## What the task asks
The response has to be every entry, printed word for word.

## Recorded information
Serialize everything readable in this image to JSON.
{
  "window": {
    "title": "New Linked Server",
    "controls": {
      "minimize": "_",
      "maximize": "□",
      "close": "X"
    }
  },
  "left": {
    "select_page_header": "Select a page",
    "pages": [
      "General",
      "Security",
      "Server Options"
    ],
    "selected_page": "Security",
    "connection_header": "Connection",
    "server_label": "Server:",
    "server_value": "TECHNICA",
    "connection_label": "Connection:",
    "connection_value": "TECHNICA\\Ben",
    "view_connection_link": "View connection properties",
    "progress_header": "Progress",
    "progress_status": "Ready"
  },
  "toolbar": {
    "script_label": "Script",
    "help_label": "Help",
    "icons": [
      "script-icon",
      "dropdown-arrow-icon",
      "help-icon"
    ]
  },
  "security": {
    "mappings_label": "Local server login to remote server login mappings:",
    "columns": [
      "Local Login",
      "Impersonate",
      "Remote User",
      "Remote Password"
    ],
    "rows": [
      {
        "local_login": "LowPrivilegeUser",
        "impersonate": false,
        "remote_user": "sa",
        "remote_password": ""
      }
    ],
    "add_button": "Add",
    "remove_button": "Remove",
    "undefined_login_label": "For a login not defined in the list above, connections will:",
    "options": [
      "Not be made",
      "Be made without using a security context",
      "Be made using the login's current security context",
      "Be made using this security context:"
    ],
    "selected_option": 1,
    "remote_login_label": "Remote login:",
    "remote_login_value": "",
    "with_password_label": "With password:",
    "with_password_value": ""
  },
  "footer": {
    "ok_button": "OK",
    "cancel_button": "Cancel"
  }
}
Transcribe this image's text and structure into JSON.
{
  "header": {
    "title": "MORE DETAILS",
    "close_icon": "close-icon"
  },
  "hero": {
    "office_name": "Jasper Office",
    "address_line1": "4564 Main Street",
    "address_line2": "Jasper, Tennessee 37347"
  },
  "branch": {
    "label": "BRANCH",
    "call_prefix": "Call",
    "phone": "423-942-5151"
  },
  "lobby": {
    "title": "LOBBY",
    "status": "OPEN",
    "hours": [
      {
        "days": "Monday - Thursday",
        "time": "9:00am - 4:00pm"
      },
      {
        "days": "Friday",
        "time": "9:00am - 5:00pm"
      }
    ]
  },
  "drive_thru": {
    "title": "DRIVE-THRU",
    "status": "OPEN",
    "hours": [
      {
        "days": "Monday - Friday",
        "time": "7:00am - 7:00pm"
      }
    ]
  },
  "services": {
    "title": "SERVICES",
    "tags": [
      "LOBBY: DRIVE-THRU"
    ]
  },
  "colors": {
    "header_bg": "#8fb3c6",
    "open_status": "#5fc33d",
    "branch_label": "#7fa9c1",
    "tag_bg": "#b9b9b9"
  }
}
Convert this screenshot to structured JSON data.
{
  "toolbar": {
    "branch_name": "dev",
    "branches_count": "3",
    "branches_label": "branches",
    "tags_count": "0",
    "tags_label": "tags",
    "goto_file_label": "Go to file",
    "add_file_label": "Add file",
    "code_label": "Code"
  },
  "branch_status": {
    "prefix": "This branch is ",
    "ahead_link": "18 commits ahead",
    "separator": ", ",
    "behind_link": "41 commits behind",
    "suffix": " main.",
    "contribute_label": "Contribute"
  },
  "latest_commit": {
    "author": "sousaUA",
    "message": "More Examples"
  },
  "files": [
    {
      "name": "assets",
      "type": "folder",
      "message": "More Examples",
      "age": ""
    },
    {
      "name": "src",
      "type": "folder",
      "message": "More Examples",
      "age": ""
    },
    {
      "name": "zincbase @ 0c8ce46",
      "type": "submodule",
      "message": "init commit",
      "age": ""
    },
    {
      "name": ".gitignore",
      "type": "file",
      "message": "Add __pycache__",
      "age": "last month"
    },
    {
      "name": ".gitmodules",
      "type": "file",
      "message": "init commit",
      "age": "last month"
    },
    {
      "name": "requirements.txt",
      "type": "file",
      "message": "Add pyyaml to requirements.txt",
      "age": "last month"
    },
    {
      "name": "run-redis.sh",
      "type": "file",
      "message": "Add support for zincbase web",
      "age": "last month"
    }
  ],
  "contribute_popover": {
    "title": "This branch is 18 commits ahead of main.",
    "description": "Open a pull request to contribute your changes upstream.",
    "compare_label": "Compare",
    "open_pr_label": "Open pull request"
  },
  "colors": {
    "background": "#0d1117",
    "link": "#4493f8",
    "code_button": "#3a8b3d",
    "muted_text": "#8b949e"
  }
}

## Task answer
Serialize everything readable in this image to JSON.
{
  "window": {
    "title": "New Linked Server",
    "controls": {
      "minimize": "_",
      "maximize": "□",
      "close": "X"
    }
  },
  "left": {
    "select_page_header": "Select a page",
    "pages": [
      "General",
      "Security",
      "Server Options"
    ],
    "selected_page": "Security",
    "connection_header": "Connection",
    "server_label": "Server:",
    "server_value": "TECHNICA",
    "connection_label": "Connection:",
    "connection_value": "TECHNICA\\Ben",
    "view_connection_link": "View connection properties",
    "progress_header": "Progress",
    "progress_status": "Ready"
  },
  "toolbar": {
    "script_label": "Script",
    "help_label": "Help",
    "icons": [
      "script-icon",
      "dropdown-arrow-icon",
      "help-icon"
    ]
  },
  "security": {
    "mappings_label": "Local server login to remote server login mappings:",
    "columns": [
      "Local Login",
      "Impersonate",
      "Remote User",
      "Remote Password"
    ],
    "rows": [
      {
        "local_login": "LowPrivilegeUser",
        "impersonate": false,
        "remote_user": "sa",
        "remote_password": ""
      }
    ],
    "add_button": "Add",
    "remove_button": "Remove",
    "undefined_login_label": "For a login not defined in the list above, connections will:",
    "options": [
      "Not be made",
      "Be made without using a security context",
      "Be made using the login's current security context",
      "Be made using this security context:"
    ],
    "selected_option": 1,
    "remote_login_label": "Remote login:",
    "remote_login_value": "",
    "with_password_label": "With password:",
    "with_password_value": ""
  },
  "footer": {
    "ok_button": "OK",
    "cancel_button": "Cancel"
  }
}
Transcribe this image's text and structure into JSON.
{
  "header": {
    "title": "MORE DETAILS",
    "close_icon": "close-icon"
  },
  "hero": {
    "office_name": "Jasper Office",
    "address_line1": "4564 Main Street",
    "address_line2": "Jasper, Tennessee 37347"
  },
  "branch": {
    "label": "BRANCH",
    "call_prefix": "Call",
    "phone": "423-942-5151"
  },
  "lobby": {
    "title": "LOBBY",
    "status": "OPEN",
    "hours": [
      {
        "days": "Monday - Thursday",
        "time": "9:00am - 4:00pm"
      },
      {
        "days": "Friday",
        "time": "9:00am - 5:00pm"
      }
    ]
  },
  "drive_thru": {
    "title": "DRIVE-THRU",
    "status": "OPEN",
    "hours": [
      {
        "days": "Monday - Friday",
        "time": "7:00am - 7:00pm"
      }
    ]
  },
  "services": {
    "title": "SERVICES",
    "tags": [
      "LOBBY: DRIVE-THRU"
    ]
  },
  "colors": {
    "header_bg": "#8fb3c6",
    "open_status": "#5fc33d",
    "branch_label": "#7fa9c1",
    "tag_bg": "#b9b9b9"
  }
}
Convert this screenshot to structured JSON data.
{
  "toolbar": {
    "branch_name": "dev",
    "branches_count": "3",
    "branches_label": "branches",
    "tags_count": "0",
    "tags_label": "tags",
    "goto_file_label": "Go to file",
    "add_file_label": "Add file",
    "code_label": "Code"
  },
  "branch_status": {
    "prefix": "This branch is ",
    "ahead_link": "18 commits ahead",
    "separator": ", ",
    "behind_link": "41 commits behind",
    "suffix": " main.",
    "contribute_label": "Contribute"
  },
  "latest_commit": {
    "author": "sousaUA",
    "message": "More Examples"
  },
  "files": [
    {
      "name": "assets",
      "type": "folder",
      "message": "More Examples",
      "age": ""
    },
    {
      "name": "src",
      "type": "folder",
      "message": "More Examples",
      "age": ""
    },
    {
      "name": "zincbase @ 0c8ce46",
      "type": "submodule",
      "message": "init commit",
      "age": ""
    },
    {
      "name": ".gitignore",
      "type": "file",
      "message": "Add __pycache__",
      "age": "last month"
    },
    {
      "name": ".gitmodules",
      "type": "file",
      "message": "init commit",
      "age": "last month"
    },
    {
      "name": "requirements.txt",
      "type": "file",
      "message": "Add pyyaml to requirements.txt",
      "age": "last month"
    },
    {
      "name": "run-redis.sh",
      "type": "file",
      "message": "Add support for zincbase web",
      "age": "last month"
    }
  ],
  "contribute_popover": {
    "title": "This branch is 18 commits ahead of main.",
    "description": "Open a pull request to contribute your changes upstream.",
    "compare_label": "Compare",
    "open_pr_label": "Open pull request"
  },
  "colors": {
    "background": "#0d1117",
    "link": "#4493f8",
    "code_button": "#3a8b3d",
    "muted_text": "#8b949e"
  }
}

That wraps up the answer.